▶ [WORK INSTRUCTIONS]:
Verbatim copy, images excluded: write out each record shown below.

▶ [Excerpts from a dataset]:
-- Opening Marker --

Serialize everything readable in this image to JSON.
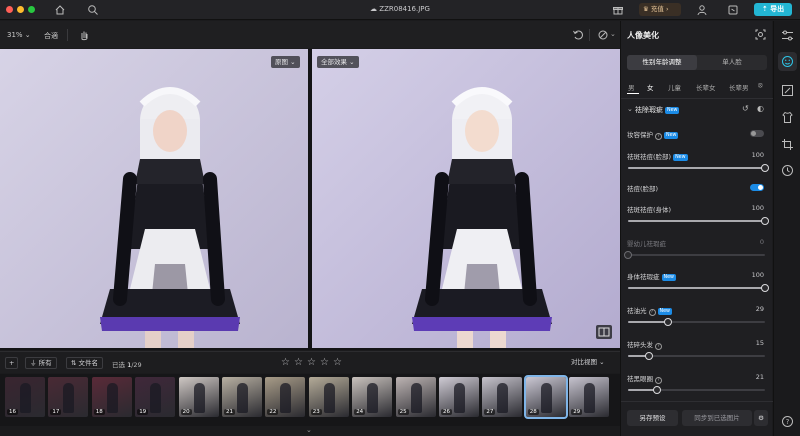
{
  "titlebar": {
    "filename": "ZZR08416.JPG",
    "vip_label": "充值",
    "export_label": "导出"
  },
  "toolbar": {
    "zoom": "31%",
    "fit_label": "合適"
  },
  "canvas": {
    "left_view_label": "原图",
    "right_view_label": "全部效果"
  },
  "filmbar": {
    "add_label": "+",
    "filter_label": "所有",
    "sort_label": "文件名",
    "selected_label": "已选",
    "selected_count": "1",
    "total_count": "/29",
    "compare_label": "对比视图"
  },
  "thumbnails": [
    {
      "num": "16",
      "bg": "#3a2530"
    },
    {
      "num": "17",
      "bg": "#4a2a35"
    },
    {
      "num": "18",
      "bg": "#5a2a38"
    },
    {
      "num": "19",
      "bg": "#40283a"
    },
    {
      "num": "20",
      "bg": "#cfc8c4"
    },
    {
      "num": "21",
      "bg": "#b8b0a2"
    },
    {
      "num": "22",
      "bg": "#a89c88"
    },
    {
      "num": "23",
      "bg": "#b4ab98"
    },
    {
      "num": "24",
      "bg": "#c9c2bd"
    },
    {
      "num": "25",
      "bg": "#bdb4b3"
    },
    {
      "num": "26",
      "bg": "#cfcbd4"
    },
    {
      "num": "27",
      "bg": "#c6c3cc"
    },
    {
      "num": "28",
      "bg": "#cbc8d4"
    },
    {
      "num": "29",
      "bg": "#c7c4cf"
    }
  ],
  "panel": {
    "title": "人像美化",
    "seg_gender_age": "性别年龄调整",
    "seg_single_face": "单人脸",
    "gender_tabs": [
      "男",
      "女",
      "儿童",
      "长辈女",
      "长辈男"
    ],
    "section_title": "祛除瑕疵",
    "new_badge": "New",
    "rows": {
      "makeup_protect": "妆容保护",
      "spot_face": "祛斑祛痘(脸部)",
      "spot_face_val": "100",
      "acne_face": "祛痘(脸部)",
      "spot_body": "祛斑祛痘(身体)",
      "spot_body_val": "100",
      "baby_acne": "婴幼儿祛瑕疵",
      "baby_acne_val": "0",
      "body_flaw": "身体祛瑕疵",
      "body_flaw_val": "100",
      "deshine": "祛油光",
      "deshine_val": "29",
      "flyaway_hair": "祛碎头发",
      "flyaway_hair_val": "15",
      "dark_circles": "祛黑眼圈",
      "dark_circles_val": "21"
    },
    "save_preset": "另存预设",
    "sync_selected": "同步到已选图片"
  },
  "colors": {
    "accent": "#23b6d4",
    "badge_blue": "#1b8be6",
    "toggle_on": "#1b8be6"
  }
}
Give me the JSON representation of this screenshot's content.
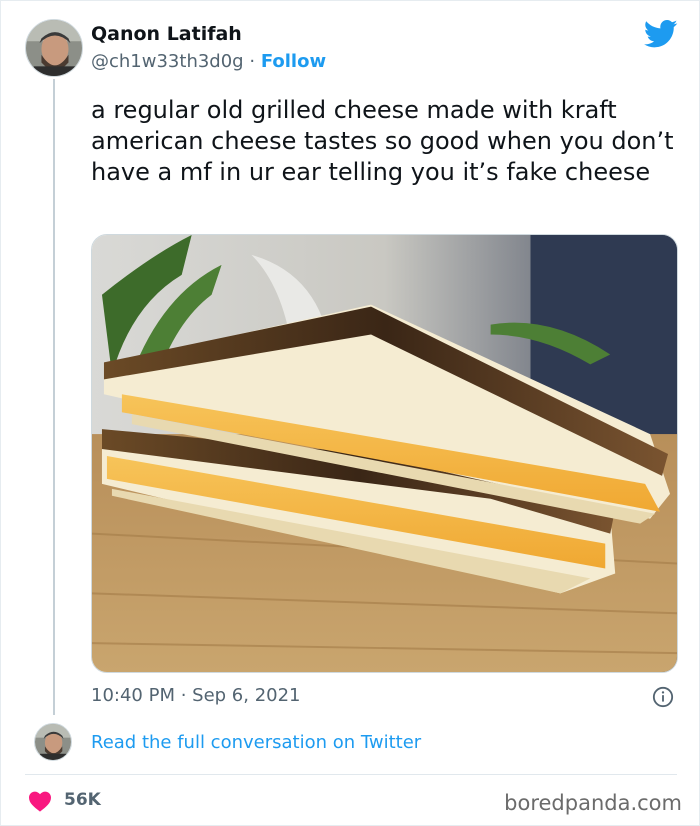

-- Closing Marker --

▶ [ANSWER FOR THIS EXERCISE]:
Serialize everything readable in this image to JSON.
{
  "titlebar": {
    "filename": "ZZR08416.JPG",
    "vip_label": "充值",
    "export_label": "导出"
  },
  "toolbar": {
    "zoom": "31%",
    "fit_label": "合適"
  },
  "canvas": {
    "left_view_label": "原图",
    "right_view_label": "全部效果"
  },
  "filmbar": {
    "add_label": "+",
    "filter_label": "所有",
    "sort_label": "文件名",
    "selected_label": "已选",
    "selected_count": "1",
    "total_count": "/29",
    "compare_label": "对比视图"
  },
  "thumbnails": [
    {
      "num": "16",
      "bg": "#3a2530"
    },
    {
      "num": "17",
      "bg": "#4a2a35"
    },
    {
      "num": "18",
      "bg": "#5a2a38"
    },
    {
      "num": "19",
      "bg": "#40283a"
    },
    {
      "num": "20",
      "bg": "#cfc8c4"
    },
    {
      "num": "21",
      "bg": "#b8b0a2"
    },
    {
      "num": "22",
      "bg": "#a89c88"
    },
    {
      "num": "23",
      "bg": "#b4ab98"
    },
    {
      "num": "24",
      "bg": "#c9c2bd"
    },
    {
      "num": "25",
      "bg": "#bdb4b3"
    },
    {
      "num": "26",
      "bg": "#cfcbd4"
    },
    {
      "num": "27",
      "bg": "#c6c3cc"
    },
    {
      "num": "28",
      "bg": "#cbc8d4"
    },
    {
      "num": "29",
      "bg": "#c7c4cf"
    }
  ],
  "panel": {
    "title": "人像美化",
    "seg_gender_age": "性别年龄调整",
    "seg_single_face": "单人脸",
    "gender_tabs": [
      "男",
      "女",
      "儿童",
      "长辈女",
      "长辈男"
    ],
    "section_title": "祛除瑕疵",
    "new_badge": "New",
    "rows": {
      "makeup_protect": "妆容保护",
      "spot_face": "祛斑祛痘(脸部)",
      "spot_face_val": "100",
      "acne_face": "祛痘(脸部)",
      "spot_body": "祛斑祛痘(身体)",
      "spot_body_val": "100",
      "baby_acne": "婴幼儿祛瑕疵",
      "baby_acne_val": "0",
      "body_flaw": "身体祛瑕疵",
      "body_flaw_val": "100",
      "deshine": "祛油光",
      "deshine_val": "29",
      "flyaway_hair": "祛碎头发",
      "flyaway_hair_val": "15",
      "dark_circles": "祛黑眼圈",
      "dark_circles_val": "21"
    },
    "save_preset": "另存预设",
    "sync_selected": "同步到已选图片"
  },
  "colors": {
    "accent": "#23b6d4",
    "badge_blue": "#1b8be6",
    "toggle_on": "#1b8be6"
  }
}
Give me the JSON representation of this screenshot's content.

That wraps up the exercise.